▶ EXERCISE MATERIALS

+ + + + +

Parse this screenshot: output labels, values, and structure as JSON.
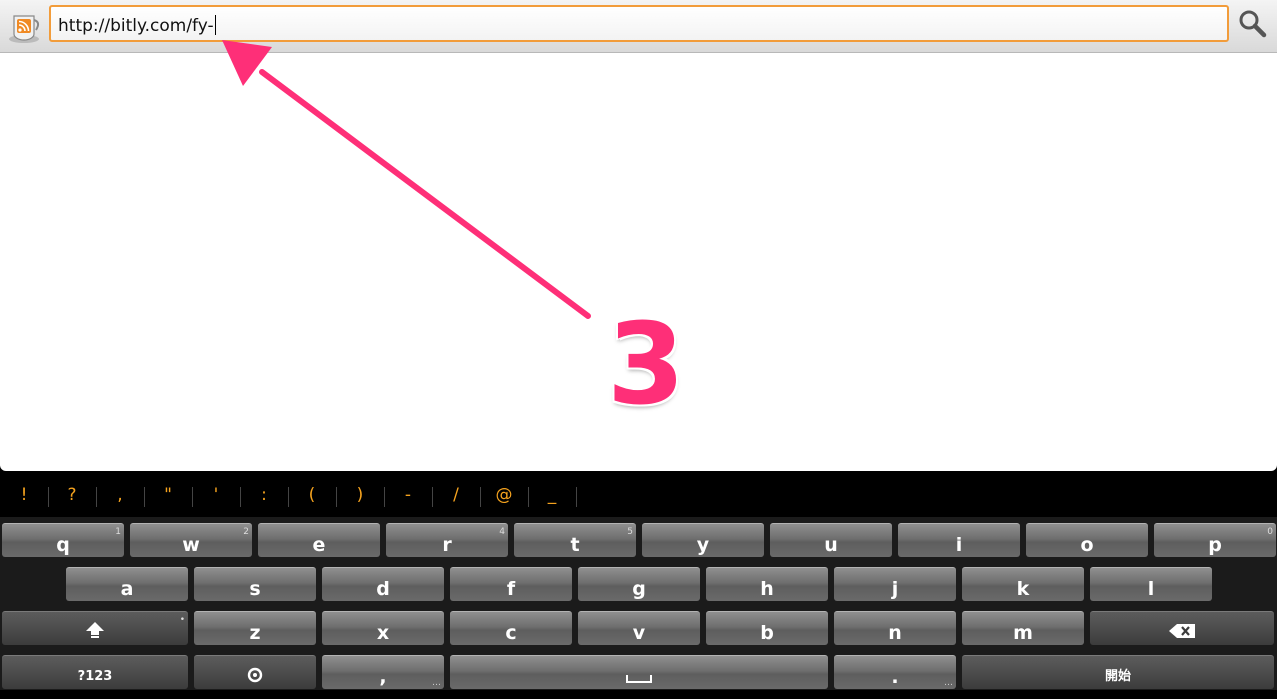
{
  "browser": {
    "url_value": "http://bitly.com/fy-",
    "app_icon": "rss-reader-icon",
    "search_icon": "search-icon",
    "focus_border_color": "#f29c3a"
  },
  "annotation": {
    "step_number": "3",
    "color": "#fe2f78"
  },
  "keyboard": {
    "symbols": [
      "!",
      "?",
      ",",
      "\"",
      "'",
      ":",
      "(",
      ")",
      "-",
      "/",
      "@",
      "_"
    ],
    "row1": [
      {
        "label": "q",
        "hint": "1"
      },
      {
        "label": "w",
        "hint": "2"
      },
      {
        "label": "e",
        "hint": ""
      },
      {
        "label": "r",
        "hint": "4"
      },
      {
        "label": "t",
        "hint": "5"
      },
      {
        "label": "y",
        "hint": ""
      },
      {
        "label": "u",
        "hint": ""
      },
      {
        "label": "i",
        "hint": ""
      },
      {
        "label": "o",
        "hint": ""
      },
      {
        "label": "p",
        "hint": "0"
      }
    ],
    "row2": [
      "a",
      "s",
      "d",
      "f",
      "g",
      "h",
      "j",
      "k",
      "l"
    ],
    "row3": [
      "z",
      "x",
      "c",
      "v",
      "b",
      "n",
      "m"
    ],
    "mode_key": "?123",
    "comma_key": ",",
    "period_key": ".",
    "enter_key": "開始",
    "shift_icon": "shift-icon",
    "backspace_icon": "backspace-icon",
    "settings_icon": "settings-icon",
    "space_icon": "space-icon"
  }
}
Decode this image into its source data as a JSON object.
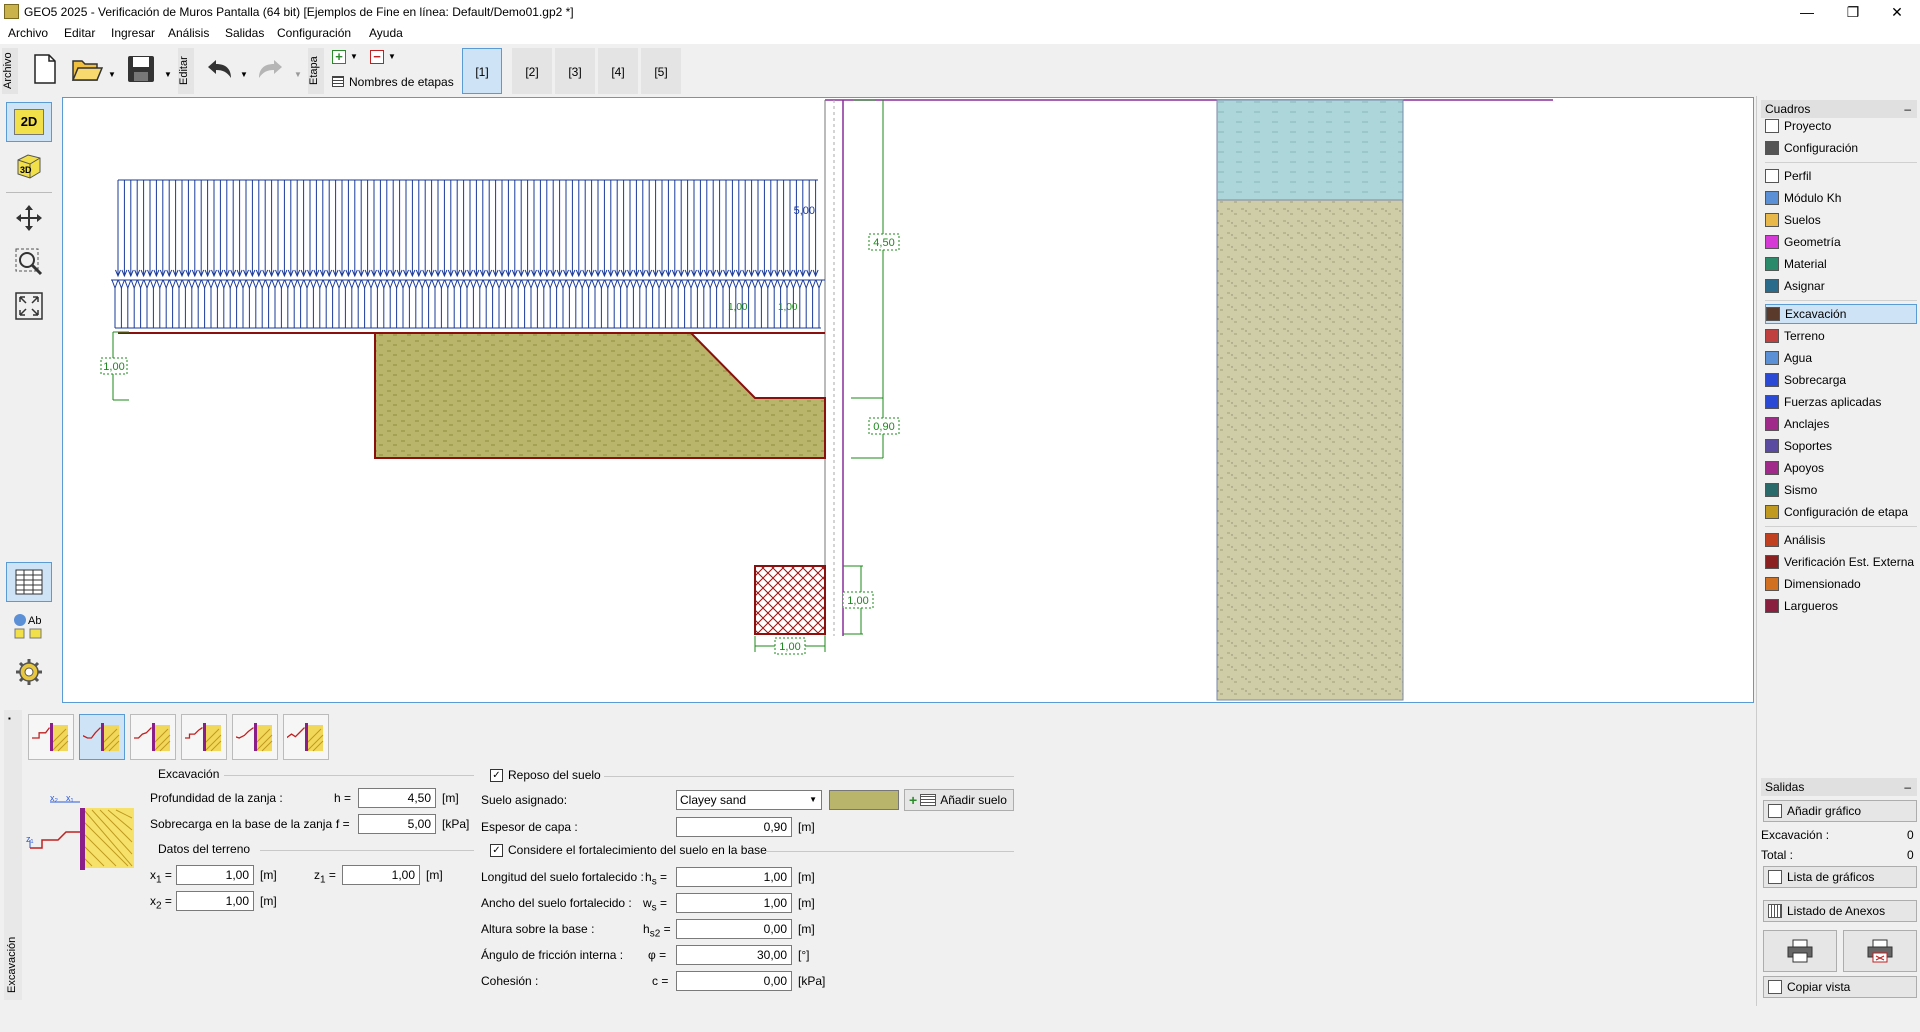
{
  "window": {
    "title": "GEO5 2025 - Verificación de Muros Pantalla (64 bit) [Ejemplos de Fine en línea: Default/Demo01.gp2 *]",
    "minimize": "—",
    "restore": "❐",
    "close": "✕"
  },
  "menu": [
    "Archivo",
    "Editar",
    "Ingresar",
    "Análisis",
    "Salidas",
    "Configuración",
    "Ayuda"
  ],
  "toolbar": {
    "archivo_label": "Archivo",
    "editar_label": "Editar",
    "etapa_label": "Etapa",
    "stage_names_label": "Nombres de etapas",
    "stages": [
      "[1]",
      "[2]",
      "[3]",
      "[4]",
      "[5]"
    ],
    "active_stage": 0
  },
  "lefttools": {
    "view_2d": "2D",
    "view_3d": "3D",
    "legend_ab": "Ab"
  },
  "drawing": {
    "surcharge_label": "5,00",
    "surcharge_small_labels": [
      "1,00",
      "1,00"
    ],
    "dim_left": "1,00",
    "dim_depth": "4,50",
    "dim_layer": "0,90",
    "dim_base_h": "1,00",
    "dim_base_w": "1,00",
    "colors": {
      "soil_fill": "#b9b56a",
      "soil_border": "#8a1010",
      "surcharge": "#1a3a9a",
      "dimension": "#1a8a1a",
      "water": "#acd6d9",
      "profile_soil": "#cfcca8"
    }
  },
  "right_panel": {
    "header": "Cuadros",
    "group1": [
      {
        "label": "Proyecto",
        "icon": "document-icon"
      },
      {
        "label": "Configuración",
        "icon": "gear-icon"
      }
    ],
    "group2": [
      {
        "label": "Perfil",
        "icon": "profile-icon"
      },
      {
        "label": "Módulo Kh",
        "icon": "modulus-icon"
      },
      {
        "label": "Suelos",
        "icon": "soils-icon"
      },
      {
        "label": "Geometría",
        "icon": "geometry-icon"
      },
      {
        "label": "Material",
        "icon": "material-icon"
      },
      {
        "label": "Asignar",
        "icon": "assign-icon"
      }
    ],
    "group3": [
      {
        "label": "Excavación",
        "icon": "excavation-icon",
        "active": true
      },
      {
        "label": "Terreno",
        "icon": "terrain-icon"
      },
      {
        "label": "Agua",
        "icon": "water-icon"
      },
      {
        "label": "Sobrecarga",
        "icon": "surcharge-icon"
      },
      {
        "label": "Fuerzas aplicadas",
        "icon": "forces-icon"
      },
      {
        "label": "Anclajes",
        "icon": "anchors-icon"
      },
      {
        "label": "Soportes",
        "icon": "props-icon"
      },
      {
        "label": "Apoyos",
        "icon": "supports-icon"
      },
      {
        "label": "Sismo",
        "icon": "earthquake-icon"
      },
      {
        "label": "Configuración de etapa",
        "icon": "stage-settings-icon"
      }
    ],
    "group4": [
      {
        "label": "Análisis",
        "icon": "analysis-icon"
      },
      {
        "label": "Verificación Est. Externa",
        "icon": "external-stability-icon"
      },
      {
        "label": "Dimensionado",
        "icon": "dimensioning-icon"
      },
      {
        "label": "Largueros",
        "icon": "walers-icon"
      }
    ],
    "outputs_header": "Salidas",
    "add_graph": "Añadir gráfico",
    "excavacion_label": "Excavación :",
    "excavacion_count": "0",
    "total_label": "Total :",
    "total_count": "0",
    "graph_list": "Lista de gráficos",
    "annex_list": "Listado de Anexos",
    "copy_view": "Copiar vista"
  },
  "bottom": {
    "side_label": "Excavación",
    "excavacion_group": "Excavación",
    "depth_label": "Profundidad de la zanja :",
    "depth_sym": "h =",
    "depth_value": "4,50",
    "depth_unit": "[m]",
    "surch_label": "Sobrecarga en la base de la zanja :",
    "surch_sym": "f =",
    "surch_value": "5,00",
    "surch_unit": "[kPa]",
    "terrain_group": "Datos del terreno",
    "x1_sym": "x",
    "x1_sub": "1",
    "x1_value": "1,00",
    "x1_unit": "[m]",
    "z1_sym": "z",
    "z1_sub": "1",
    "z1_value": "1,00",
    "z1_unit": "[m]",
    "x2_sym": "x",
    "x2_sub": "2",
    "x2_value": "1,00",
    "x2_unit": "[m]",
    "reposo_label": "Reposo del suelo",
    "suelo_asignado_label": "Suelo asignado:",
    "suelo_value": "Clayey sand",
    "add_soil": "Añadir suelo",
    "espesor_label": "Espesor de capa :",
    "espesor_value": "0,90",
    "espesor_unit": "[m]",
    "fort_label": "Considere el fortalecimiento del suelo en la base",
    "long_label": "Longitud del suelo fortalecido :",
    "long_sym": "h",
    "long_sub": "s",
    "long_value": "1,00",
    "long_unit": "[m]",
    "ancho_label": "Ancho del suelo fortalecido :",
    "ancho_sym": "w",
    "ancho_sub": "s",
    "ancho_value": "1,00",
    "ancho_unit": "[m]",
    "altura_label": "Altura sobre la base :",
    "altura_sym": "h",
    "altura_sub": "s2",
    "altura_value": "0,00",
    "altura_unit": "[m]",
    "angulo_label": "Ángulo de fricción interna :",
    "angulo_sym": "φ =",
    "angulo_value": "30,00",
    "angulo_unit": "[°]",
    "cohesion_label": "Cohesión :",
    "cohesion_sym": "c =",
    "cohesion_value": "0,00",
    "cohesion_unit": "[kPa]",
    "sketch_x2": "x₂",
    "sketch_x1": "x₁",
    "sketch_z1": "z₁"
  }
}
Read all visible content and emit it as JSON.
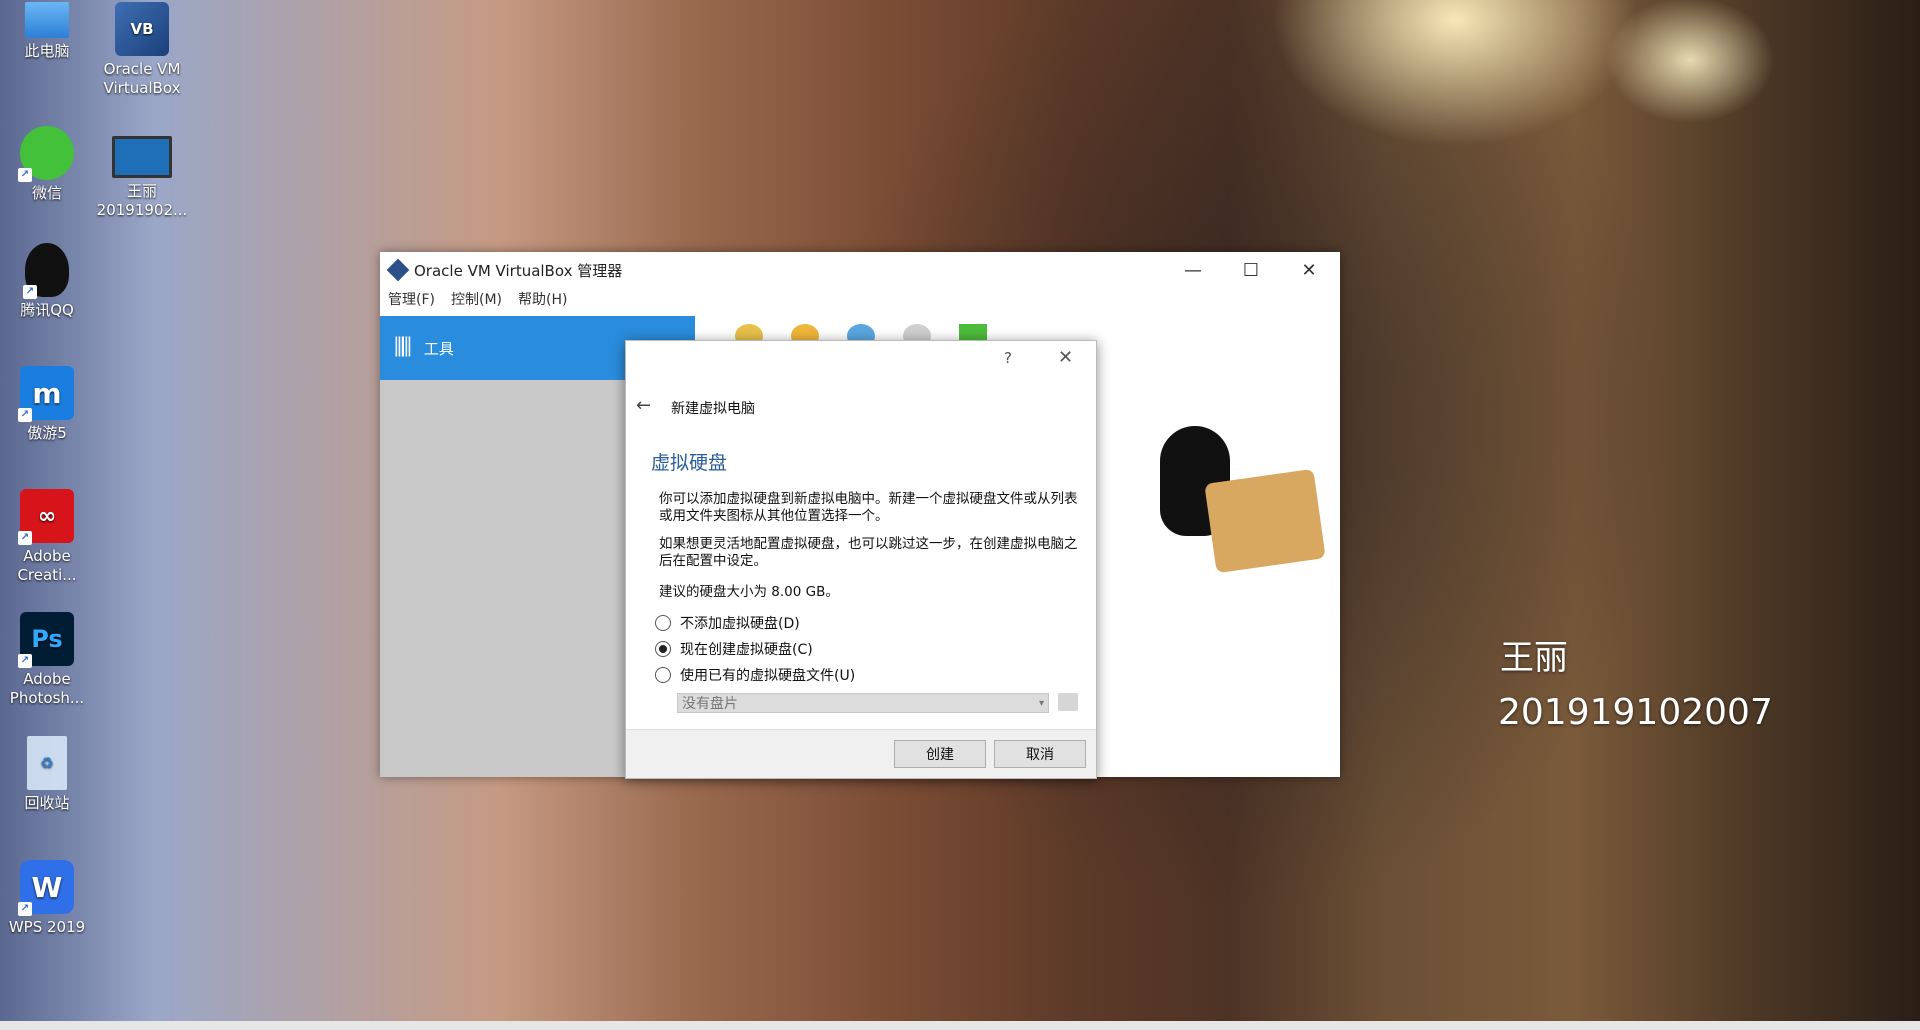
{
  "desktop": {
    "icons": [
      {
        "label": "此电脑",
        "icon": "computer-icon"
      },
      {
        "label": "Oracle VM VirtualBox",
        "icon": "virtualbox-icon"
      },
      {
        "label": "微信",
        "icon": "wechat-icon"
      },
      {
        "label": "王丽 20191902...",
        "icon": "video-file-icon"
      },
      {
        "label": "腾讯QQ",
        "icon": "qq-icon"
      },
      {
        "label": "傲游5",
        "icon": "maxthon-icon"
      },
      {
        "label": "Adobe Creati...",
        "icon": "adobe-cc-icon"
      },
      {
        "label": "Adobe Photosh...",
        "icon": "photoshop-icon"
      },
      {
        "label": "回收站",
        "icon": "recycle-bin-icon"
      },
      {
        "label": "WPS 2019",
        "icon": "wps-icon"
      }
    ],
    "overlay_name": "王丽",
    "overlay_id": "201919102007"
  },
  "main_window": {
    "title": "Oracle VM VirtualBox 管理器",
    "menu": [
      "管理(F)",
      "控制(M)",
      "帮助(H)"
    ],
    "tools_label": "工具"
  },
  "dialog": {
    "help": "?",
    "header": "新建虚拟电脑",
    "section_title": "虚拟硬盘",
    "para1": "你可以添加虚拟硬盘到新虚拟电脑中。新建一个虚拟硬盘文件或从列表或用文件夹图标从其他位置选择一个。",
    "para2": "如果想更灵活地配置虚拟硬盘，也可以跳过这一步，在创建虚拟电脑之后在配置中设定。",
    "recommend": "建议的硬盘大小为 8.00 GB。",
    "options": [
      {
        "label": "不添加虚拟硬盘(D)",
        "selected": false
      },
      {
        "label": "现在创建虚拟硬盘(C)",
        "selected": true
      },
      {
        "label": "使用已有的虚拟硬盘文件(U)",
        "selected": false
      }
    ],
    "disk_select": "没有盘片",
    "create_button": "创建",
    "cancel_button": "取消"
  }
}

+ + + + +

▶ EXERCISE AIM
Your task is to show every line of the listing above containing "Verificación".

▶ EXERCISE SOLUTION
    "title": "GEO5 2025 - Verificación de Muros Pantalla (64 bit) [Ejemplos de Fine en línea: Default/Demo01.gp2 *]",
        "label": "Verificación Est. Externa",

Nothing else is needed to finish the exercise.